Exercise details - The answer is a number and nothing else: the count of lines in these entries containing the word "screenshot".

Given data -

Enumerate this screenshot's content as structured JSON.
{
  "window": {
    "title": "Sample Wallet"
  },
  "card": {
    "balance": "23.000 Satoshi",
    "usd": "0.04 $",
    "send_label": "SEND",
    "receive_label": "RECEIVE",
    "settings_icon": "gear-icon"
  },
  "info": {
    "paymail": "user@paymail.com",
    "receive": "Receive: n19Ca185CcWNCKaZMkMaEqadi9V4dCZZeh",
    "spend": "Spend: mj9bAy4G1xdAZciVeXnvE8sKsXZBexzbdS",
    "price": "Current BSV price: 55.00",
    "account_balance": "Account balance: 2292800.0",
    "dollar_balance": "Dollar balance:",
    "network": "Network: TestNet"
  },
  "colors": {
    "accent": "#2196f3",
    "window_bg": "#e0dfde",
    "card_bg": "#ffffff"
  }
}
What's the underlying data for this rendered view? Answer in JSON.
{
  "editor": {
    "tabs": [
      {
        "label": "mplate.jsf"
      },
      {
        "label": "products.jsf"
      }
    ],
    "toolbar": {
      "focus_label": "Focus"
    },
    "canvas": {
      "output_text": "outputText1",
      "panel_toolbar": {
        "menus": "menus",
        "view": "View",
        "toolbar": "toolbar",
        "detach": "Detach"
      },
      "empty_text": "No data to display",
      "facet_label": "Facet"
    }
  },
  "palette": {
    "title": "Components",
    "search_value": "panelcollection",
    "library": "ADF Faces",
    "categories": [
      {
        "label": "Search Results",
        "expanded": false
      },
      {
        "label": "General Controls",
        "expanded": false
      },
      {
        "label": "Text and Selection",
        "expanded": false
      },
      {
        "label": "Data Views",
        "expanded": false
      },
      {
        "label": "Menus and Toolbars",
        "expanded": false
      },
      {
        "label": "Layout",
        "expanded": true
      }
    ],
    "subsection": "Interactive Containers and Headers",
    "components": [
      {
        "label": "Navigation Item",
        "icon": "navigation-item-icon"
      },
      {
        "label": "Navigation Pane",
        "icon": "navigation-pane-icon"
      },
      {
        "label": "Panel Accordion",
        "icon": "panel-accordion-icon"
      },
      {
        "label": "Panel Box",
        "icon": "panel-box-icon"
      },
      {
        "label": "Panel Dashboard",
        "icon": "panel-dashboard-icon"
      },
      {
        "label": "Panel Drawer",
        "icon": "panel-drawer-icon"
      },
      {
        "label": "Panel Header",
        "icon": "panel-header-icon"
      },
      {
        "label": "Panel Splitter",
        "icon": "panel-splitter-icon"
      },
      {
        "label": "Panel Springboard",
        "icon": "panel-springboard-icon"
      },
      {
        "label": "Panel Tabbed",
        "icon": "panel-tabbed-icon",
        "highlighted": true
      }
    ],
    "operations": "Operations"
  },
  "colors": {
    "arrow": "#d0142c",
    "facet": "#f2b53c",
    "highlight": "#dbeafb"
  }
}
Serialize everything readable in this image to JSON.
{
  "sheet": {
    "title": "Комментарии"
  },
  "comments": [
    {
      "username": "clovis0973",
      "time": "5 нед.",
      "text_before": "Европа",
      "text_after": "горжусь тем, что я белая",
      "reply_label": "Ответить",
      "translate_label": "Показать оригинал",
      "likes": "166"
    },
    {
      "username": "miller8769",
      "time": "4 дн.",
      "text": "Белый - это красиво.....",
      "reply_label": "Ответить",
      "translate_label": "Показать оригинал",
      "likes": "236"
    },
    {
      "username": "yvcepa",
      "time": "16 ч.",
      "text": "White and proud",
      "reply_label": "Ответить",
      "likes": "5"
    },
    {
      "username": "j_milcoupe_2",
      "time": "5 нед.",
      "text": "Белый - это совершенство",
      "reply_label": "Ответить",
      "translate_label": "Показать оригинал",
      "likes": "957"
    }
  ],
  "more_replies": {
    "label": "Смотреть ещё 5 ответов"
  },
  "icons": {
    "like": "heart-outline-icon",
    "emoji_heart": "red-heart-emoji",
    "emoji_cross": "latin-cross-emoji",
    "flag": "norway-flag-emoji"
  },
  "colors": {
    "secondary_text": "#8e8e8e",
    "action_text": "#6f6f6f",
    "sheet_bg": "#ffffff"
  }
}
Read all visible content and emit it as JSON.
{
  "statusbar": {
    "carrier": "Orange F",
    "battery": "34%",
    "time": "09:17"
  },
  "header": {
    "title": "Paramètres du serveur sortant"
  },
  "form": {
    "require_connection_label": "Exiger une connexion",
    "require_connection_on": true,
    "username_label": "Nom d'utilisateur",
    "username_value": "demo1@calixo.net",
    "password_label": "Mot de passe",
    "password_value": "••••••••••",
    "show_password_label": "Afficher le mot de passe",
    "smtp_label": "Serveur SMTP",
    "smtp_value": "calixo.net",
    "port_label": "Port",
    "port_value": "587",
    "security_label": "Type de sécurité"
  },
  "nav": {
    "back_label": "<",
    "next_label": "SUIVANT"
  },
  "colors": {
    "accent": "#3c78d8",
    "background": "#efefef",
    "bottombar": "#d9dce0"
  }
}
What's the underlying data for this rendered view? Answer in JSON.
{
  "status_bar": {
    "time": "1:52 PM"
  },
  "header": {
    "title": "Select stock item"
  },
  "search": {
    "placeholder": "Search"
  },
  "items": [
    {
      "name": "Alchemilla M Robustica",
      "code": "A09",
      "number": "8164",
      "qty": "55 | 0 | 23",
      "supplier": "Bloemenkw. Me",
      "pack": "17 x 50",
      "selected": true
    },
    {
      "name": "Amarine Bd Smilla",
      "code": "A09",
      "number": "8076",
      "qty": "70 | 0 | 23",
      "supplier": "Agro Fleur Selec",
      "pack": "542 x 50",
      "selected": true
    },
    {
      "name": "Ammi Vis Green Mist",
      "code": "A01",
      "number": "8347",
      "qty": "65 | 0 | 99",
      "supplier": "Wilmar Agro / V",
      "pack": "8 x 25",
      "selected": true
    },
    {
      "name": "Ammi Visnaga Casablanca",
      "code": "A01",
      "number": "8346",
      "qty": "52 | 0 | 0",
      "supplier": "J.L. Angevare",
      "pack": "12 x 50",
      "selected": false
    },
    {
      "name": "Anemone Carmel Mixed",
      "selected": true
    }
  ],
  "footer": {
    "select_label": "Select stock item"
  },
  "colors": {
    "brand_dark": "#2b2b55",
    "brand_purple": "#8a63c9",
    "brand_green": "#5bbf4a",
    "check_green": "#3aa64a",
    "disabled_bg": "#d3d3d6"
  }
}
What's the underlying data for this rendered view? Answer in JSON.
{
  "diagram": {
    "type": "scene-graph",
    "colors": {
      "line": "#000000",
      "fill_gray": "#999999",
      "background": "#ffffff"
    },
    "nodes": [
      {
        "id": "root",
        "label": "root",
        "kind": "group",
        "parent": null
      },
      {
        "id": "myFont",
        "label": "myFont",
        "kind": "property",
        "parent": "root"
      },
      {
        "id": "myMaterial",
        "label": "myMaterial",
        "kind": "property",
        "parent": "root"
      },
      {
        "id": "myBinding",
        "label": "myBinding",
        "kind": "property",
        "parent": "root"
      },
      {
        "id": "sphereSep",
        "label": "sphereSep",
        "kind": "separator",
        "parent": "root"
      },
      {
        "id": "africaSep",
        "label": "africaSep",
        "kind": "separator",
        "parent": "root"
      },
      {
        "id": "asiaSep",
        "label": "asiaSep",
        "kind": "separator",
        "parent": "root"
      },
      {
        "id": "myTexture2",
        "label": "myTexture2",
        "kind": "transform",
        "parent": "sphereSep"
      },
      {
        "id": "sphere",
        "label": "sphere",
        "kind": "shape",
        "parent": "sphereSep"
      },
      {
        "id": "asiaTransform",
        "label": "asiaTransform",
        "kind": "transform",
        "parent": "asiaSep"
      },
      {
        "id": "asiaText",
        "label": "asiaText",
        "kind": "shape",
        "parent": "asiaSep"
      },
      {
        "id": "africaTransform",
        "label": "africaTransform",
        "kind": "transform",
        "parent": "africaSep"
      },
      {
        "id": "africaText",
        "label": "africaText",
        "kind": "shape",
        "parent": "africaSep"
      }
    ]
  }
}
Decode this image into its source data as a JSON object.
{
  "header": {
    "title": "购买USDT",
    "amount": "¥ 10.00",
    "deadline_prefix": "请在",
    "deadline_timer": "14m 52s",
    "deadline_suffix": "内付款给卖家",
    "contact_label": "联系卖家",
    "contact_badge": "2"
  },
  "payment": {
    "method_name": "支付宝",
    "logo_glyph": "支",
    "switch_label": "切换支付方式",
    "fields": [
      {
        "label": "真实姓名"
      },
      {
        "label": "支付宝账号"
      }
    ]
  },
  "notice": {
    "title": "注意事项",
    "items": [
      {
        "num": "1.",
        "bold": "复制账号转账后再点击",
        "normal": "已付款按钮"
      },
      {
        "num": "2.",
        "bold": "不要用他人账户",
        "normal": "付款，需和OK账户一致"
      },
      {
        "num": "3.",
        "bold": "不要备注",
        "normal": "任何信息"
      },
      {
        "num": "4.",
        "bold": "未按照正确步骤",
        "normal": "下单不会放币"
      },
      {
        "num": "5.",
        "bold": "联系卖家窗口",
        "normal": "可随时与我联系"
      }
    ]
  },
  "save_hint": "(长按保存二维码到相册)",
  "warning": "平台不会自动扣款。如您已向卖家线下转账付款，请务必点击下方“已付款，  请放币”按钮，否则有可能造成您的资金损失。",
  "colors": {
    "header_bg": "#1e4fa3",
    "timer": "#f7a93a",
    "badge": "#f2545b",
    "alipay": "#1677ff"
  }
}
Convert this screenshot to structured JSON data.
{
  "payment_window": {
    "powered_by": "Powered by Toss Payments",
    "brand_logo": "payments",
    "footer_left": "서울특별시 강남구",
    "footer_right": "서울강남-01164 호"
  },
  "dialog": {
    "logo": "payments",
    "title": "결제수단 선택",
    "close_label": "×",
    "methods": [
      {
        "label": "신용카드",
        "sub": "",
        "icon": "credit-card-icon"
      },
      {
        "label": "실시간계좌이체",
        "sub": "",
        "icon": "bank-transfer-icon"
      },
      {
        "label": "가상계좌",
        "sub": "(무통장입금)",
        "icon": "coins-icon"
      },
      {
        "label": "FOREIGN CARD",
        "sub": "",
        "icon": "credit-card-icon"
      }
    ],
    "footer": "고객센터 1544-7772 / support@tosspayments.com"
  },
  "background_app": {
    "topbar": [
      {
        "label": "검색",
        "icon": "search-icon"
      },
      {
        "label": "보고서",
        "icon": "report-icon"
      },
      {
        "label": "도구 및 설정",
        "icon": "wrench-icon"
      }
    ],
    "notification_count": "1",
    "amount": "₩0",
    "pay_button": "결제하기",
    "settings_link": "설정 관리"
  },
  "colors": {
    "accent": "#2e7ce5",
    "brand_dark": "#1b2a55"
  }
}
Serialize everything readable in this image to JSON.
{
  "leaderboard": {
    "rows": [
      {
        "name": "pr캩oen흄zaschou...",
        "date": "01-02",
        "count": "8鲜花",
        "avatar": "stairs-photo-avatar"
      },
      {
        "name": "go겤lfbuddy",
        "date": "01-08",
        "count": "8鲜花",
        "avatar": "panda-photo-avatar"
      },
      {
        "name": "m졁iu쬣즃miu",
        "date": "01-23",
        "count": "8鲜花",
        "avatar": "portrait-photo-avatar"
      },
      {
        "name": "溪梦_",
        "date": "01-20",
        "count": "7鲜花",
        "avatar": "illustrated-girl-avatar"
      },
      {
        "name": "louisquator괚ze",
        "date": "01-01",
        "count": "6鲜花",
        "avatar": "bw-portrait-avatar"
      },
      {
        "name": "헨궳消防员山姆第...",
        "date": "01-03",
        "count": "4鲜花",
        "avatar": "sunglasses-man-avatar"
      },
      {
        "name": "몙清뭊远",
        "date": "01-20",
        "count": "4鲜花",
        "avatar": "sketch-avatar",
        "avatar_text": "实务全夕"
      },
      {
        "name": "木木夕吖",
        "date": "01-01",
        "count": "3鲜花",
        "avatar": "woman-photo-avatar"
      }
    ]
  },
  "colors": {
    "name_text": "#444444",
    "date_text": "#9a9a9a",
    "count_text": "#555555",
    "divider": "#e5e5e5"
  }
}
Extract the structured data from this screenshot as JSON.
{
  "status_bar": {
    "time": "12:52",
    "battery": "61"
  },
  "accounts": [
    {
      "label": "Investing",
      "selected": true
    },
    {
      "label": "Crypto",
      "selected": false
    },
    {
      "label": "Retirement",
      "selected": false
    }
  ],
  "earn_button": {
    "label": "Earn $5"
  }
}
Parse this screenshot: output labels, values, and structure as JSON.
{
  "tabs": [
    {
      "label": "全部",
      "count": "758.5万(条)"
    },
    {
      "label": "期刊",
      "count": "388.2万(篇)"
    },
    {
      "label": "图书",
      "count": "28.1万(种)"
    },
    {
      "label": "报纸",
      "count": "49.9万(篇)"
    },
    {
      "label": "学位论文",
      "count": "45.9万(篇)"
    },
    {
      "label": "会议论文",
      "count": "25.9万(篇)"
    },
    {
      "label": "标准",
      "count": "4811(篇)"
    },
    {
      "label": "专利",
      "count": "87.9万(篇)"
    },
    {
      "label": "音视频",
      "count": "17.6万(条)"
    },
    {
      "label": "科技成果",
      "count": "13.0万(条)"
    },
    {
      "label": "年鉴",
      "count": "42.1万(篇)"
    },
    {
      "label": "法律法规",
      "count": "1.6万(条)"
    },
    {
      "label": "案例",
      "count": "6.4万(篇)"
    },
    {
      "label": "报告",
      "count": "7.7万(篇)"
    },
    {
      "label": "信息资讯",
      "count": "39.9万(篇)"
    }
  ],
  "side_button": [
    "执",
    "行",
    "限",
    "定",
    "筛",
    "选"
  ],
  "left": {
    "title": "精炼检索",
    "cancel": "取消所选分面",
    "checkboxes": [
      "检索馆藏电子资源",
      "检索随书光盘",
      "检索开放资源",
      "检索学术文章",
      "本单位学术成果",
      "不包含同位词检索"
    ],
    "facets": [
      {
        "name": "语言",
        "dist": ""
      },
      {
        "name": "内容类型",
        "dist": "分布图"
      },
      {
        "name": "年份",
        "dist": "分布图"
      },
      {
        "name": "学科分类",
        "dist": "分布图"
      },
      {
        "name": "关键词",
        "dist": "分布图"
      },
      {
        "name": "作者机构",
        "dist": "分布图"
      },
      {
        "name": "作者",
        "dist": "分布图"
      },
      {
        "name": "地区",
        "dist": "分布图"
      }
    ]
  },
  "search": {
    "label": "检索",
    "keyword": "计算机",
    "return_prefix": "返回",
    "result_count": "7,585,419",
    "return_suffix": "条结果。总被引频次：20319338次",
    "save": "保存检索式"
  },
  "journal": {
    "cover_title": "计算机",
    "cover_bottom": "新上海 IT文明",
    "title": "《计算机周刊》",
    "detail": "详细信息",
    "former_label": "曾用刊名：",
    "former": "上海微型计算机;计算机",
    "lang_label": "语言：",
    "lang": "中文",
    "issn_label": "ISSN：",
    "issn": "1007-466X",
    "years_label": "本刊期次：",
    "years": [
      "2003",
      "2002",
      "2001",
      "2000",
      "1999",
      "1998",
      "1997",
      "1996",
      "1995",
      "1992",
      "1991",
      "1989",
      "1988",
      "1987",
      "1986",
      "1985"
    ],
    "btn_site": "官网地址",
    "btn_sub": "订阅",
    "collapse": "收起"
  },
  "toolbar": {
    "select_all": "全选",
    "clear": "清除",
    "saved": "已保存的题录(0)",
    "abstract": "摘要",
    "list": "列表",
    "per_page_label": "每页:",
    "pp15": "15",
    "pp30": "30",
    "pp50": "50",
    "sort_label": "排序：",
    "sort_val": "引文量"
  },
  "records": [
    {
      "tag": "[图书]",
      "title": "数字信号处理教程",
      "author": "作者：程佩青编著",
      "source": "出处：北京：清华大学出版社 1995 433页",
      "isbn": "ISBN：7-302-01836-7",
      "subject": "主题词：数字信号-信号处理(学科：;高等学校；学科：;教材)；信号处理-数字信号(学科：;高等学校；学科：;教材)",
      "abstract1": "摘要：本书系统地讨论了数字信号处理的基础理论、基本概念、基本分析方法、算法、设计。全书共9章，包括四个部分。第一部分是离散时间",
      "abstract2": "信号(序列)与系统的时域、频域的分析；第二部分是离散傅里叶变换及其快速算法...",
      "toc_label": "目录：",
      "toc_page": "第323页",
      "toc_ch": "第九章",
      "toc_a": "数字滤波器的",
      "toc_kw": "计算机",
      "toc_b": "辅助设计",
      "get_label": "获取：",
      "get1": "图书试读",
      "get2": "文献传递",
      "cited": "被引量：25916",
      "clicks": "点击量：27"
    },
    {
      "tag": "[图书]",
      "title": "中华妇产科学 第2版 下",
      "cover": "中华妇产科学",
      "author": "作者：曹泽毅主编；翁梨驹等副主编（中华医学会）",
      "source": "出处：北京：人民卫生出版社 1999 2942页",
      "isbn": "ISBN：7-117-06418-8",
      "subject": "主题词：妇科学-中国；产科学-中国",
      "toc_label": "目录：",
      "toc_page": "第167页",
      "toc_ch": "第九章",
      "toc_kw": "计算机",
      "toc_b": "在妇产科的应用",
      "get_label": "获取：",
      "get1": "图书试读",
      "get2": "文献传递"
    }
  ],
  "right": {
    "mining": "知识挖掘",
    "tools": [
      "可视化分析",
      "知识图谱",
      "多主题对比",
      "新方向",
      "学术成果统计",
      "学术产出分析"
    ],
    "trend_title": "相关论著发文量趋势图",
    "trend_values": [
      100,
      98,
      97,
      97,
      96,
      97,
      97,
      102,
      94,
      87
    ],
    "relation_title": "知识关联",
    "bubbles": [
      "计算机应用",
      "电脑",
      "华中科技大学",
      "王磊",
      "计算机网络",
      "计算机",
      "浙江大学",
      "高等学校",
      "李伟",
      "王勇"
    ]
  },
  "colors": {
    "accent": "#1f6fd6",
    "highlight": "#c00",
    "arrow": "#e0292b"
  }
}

Response box - 4